Start of RECORDS PROVIDED
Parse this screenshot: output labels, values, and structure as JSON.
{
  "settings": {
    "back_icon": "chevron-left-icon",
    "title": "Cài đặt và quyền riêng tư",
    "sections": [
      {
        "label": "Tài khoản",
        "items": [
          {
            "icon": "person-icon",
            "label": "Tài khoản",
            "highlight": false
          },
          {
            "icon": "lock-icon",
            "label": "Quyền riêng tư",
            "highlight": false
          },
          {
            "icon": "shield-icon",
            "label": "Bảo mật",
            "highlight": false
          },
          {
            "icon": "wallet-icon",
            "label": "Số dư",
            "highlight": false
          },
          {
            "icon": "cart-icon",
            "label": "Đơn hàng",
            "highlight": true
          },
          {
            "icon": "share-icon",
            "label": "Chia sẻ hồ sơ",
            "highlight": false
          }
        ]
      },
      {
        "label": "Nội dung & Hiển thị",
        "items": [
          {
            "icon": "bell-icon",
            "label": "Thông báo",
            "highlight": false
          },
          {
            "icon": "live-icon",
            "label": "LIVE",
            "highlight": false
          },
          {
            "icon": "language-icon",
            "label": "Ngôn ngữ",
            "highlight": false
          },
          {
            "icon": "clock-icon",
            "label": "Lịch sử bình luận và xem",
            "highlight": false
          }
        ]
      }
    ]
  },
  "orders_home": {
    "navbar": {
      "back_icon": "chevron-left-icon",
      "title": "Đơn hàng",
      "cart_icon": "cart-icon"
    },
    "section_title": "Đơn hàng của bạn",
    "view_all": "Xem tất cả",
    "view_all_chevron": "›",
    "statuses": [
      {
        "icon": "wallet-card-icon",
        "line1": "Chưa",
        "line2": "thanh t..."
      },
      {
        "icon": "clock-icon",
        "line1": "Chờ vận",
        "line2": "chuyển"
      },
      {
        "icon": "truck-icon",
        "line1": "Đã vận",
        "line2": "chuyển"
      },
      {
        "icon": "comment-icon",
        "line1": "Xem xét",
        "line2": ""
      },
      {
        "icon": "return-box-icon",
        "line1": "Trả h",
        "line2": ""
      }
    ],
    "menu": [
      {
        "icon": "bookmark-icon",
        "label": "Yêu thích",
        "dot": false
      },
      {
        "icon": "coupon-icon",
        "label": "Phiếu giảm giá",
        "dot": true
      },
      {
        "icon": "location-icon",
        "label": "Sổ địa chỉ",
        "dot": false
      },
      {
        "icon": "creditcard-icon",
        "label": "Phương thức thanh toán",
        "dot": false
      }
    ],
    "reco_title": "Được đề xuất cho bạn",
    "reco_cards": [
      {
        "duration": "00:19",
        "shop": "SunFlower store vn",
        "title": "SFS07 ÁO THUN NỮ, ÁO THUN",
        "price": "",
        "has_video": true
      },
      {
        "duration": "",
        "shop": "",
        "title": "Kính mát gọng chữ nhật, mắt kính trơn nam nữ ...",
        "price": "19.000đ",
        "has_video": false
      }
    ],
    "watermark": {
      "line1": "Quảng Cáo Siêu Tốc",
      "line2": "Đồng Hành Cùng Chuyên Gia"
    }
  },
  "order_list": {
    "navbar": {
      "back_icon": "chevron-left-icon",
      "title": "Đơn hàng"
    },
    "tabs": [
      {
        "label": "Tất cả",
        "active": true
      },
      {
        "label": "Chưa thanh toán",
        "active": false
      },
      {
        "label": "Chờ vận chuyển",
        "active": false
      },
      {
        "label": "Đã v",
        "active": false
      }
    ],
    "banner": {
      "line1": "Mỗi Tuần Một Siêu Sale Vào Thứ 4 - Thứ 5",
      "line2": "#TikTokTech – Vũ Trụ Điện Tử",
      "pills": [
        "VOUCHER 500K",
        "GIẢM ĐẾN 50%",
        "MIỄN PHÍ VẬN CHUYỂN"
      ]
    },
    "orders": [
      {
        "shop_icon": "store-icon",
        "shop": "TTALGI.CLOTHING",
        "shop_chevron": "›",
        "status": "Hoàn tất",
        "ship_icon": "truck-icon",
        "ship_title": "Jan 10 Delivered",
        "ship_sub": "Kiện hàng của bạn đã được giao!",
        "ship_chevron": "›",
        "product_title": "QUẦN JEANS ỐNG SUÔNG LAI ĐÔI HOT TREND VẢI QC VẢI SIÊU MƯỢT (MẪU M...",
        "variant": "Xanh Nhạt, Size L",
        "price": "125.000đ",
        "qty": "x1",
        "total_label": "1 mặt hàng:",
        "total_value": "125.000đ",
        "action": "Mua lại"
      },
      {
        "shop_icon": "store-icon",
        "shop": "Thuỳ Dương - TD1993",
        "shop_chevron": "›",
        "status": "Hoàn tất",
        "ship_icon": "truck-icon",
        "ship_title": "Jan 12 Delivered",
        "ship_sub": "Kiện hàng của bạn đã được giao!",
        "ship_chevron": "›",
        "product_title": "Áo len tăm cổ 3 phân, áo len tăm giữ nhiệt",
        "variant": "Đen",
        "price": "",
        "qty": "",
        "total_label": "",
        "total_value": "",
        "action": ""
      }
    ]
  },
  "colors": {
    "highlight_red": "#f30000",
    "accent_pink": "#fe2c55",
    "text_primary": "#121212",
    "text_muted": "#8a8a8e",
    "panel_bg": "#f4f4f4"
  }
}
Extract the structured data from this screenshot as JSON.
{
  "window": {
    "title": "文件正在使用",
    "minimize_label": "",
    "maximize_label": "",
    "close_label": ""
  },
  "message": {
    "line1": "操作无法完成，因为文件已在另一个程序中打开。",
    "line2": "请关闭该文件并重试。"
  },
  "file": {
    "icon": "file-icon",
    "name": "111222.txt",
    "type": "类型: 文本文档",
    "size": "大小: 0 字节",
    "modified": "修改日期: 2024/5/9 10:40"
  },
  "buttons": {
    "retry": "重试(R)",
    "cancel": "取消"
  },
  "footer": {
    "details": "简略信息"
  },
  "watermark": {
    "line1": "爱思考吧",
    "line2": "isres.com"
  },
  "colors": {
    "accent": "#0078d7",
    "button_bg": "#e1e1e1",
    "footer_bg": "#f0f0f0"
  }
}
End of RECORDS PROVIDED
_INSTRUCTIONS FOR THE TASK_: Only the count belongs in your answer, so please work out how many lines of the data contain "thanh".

_TASK SOLUTION_: 3